But the most important improvement that should be made, he argues, concerns the education of English gardeners.  In his forthright style, Robinson complains that in the British Isles the training of fruit trees is ‘not taught at all, or only in the most imperfect manner.’  He observes of the French,

‘Many of the illustrations in this book show the mastery they possess over each detail of training  the branches of every kind of tree being conducted in any way by the trainer might desire, and with the greatest of ease.’

Pear Triomphe de Jodoigne, in Palmette form; 10 years old, 15 feet long, 8.5 feet high. M. Jamin’s garden, Bourg-la-Reine.

Winged Pyramid, Beurre Hardy; 10 years old, 13 feet high, 6.5 feet wide; average crop, 400 Pears. M. Jamin’s garden, Bourg-la-Reine.

Peach-tree with 20 vertical branches (Candleabrum form) in full bearing; variety Chevreuse tardive; 10 years of age, 33 feet long, 10 feet high; average crop, 400 Peaches of the first quality and size. M. Jamin’s garden, Bourg-la-Reine.

Crossed and Self-Supporting Espalier Pear-trees at Saulsaie.

Pear-tree trained as a Palmette Verrier. On trellis ten feet high, supports of T iron, horizontal lines slender galvanised wire (No. 12), wires united in strong ring at base to secure rigidity in end supports.

Pendulous Training of Wall Pear-tree.

View of Espalier Pear-trees and lines of Apples trained as Cordons in garden at Brunoy.

The Peach trained as an Oblique Cordon.

Pear-tree trained in U form for very high walls.

The Spiral Cordon against walls

The Pear trained as an Oblique Cordon. This form is best suited for the wall-culture of choice Winter Pears where it is desired to obtain a quick return. (Note the two end plants complete the pattern by means of grafts to the original plant which have been carefully trained.)

William Robinson (1838 – 1935) was a gardener, and a prolific author on horticulture. His best known books, The Wild Garden (1870) and The English Flower Garden (1883) contained his ideas for a new approach to planting gardens using plants to imitate nature instead of formal bedding schemes, which were so popular in Victorian gardens.  He also worked as a journalist for The Times and The Gardener’s Chronicle and following the success of The Wild Garden launched his own magazine, The Garden in 1871.  He put his theories about naturalistic planting into practice at his garden at Gravetye Manor in Sussex, (which became derelict after his death, but is now restored and managed as a hotel).

In Parks and Gardens of Paris Robinson also discusses ideas for growing trained fruit trees in unexpected places.  As well as the Parisian front garden (illustrated below), he visits fruit trees that have been grown as fences along a French railway embankment.

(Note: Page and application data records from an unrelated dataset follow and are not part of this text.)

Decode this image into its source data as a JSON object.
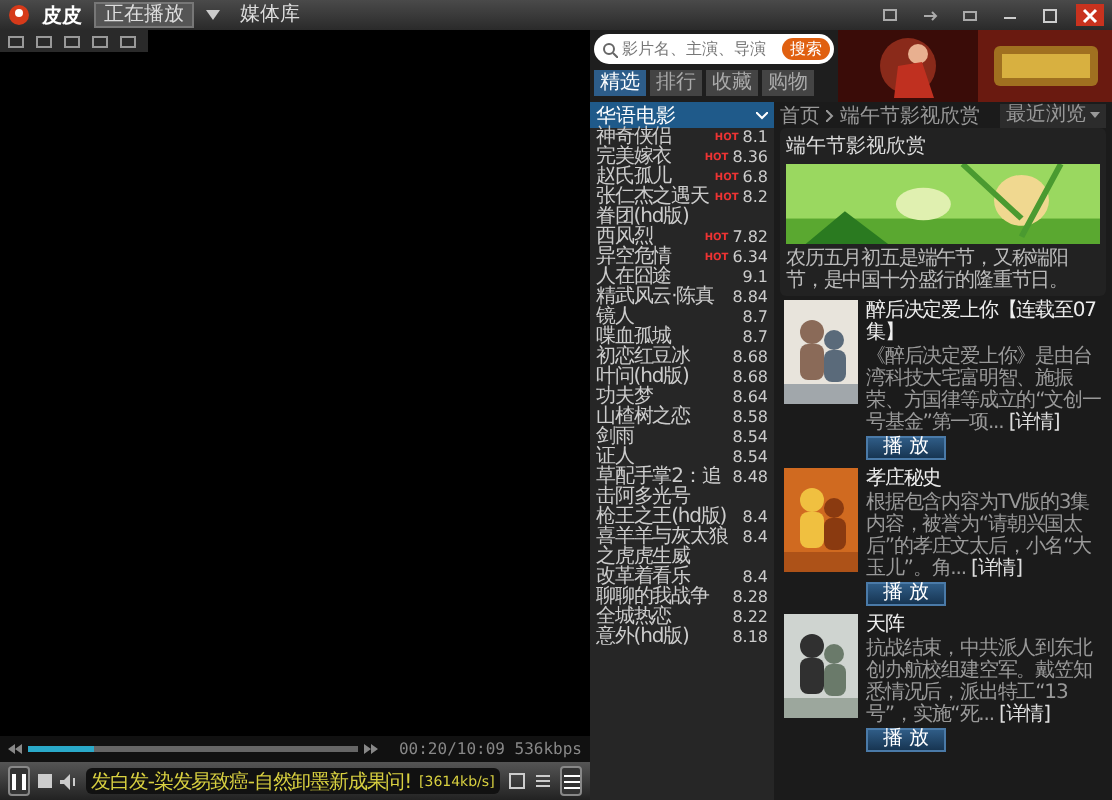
{
  "window": {
    "title": "皮皮"
  },
  "player_tabs": [
    {
      "label": "正在播放",
      "selected": true
    },
    {
      "label": "媒体库",
      "selected": false
    }
  ],
  "player": {
    "time": "00:20/10:09 536kbps",
    "level": 0.2,
    "ticker": "发白发-染发易致癌-自然卸墨新成果问!",
    "speed": "[3614kb/s]",
    "playing": true
  },
  "search": {
    "placeholder": "影片名、主演、导演",
    "button": "搜索"
  },
  "nav_tabs": [
    {
      "label": "精选",
      "selected": true
    },
    {
      "label": "排行",
      "selected": false
    },
    {
      "label": "收藏",
      "selected": false
    },
    {
      "label": "购物",
      "selected": false
    }
  ],
  "category": "华语电影",
  "movies": [
    {
      "title": "神奇侠侣",
      "badge": "HOT",
      "score": "8.1"
    },
    {
      "title": "完美嫁衣",
      "badge": "HOT",
      "score": "8.36"
    },
    {
      "title": "赵氏孤儿",
      "badge": "HOT",
      "score": "6.8"
    },
    {
      "title": "张仁杰之遇天眷团(hd版)",
      "badge": "HOT",
      "score": "8.2"
    },
    {
      "title": "西风烈",
      "badge": "HOT",
      "score": "7.82"
    },
    {
      "title": "异空危情",
      "badge": "HOT",
      "score": "6.34"
    },
    {
      "title": "人在囧途",
      "score": "9.1"
    },
    {
      "title": "精武风云·陈真",
      "score": "8.84"
    },
    {
      "title": "镜人",
      "score": "8.7"
    },
    {
      "title": "喋血孤城",
      "score": "8.7"
    },
    {
      "title": "初恋红豆冰",
      "score": "8.68"
    },
    {
      "title": "叶问(hd版)",
      "score": "8.68"
    },
    {
      "title": "功夫梦",
      "score": "8.64"
    },
    {
      "title": "山楂树之恋",
      "score": "8.58"
    },
    {
      "title": "剑雨",
      "score": "8.54"
    },
    {
      "title": "证人",
      "score": "8.54"
    },
    {
      "title": "草配手掌2：追击阿多光号",
      "score": "8.48"
    },
    {
      "title": "枪王之王(hd版)",
      "score": "8.4"
    },
    {
      "title": "喜羊羊与灰太狼之虎虎生威",
      "score": "8.4"
    },
    {
      "title": "改革着看乐",
      "score": "8.4"
    },
    {
      "title": "聊聊的我战争",
      "score": "8.28"
    },
    {
      "title": "全城热恋",
      "score": "8.22"
    },
    {
      "title": "意外(hd版)",
      "score": "8.18"
    }
  ],
  "breadcrumb": [
    "首页",
    "端午节影视欣赏"
  ],
  "recent": "最近浏览",
  "feature": {
    "title": "端午节影视欣赏",
    "intro": "农历五月初五是端午节，又称端阳节，是中国十分盛行的隆重节日。"
  },
  "items": [
    {
      "title": "醉后决定爱上你【连载至07集】",
      "desc": "《醉后决定爱上你》是由台湾科技大宅富明智、施振荣、方国律等成立的“文创一号基金”第一项...",
      "more": "[详情]",
      "button": "播 放"
    },
    {
      "title": "孝庄秘史",
      "desc": "根据包含内容为TV版的3集内容，被誉为“请朝兴国太后”的孝庄文太后，小名“大玉儿”。角...",
      "more": "[详情]",
      "button": "播 放"
    },
    {
      "title": "天阵",
      "desc": "抗战结束，中共派人到东北创办航校组建空军。戴笠知悉情况后，派出特工“13号”，实施“死...",
      "more": "[详情]",
      "button": "播 放"
    }
  ]
}
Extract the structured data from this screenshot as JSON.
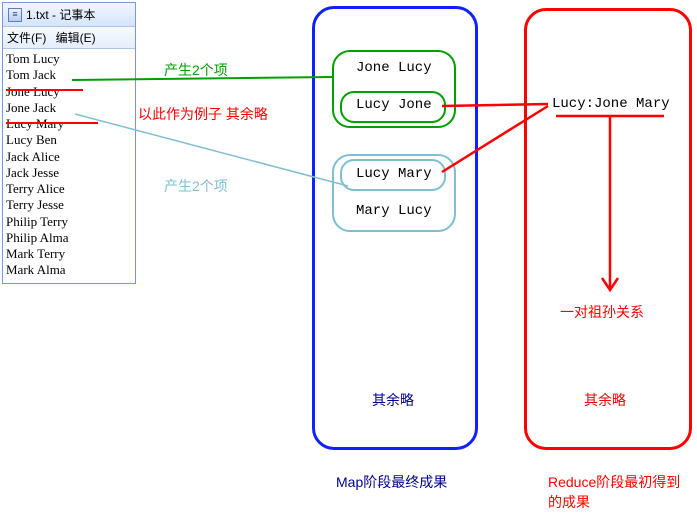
{
  "notepad": {
    "icon_glyph": "≡",
    "title": "1.txt - 记事本",
    "menu_file": "文件(F)",
    "menu_edit": "编辑(E)",
    "lines": "Tom Lucy\nTom Jack\nJone Lucy\nJone Jack\nLucy Mary\nLucy Ben\nJack Alice\nJack Jesse\nTerry Alice\nTerry Jesse\nPhilip Terry\nPhilip Alma\nMark Terry\nMark Alma"
  },
  "map_items": {
    "i1": "Jone Lucy",
    "i2": "Lucy Jone",
    "i3": "Lucy Mary",
    "i4": "Mary Lucy"
  },
  "reduce_output": "Lucy:Jone Mary",
  "labels": {
    "green_note": "产生2个项",
    "example_note": "以此作为例子   其余略",
    "cyan_note": "产生2个项",
    "rest_omitted": "其余略",
    "grandparent": "一对祖孙关系",
    "map_caption": "Map阶段最终成果",
    "reduce_caption": "Reduce阶段最初得到的成果"
  }
}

Of the various waste spaces where good fruit might be grown the most conspicuous are the railway-embankments.  Here we have a space quite unused, and on which for hundreds of miles fruit-trees may be planted, that will after a few years yield profit, and continue to do so for a long time with but little attention.

Robinson observes the planting of pear trees along the Chemin de fer de l’Est.

A cheap fence of galvanised wire runs on each side of the line, and on this Pear-trees are trained so that their branches cross each other; and, though only in their fourth year, they are at the top of the fence.

In time, the trees trained in this way (sometimes called a Belgian fence) become self-supporting.  Robinson notes that both apple and pear trees were commonly grown in this way along the railway lines in Belgium.  Maybe it’s time to revive this lovely idea?

Parks and Gardens of Paris

William Robinson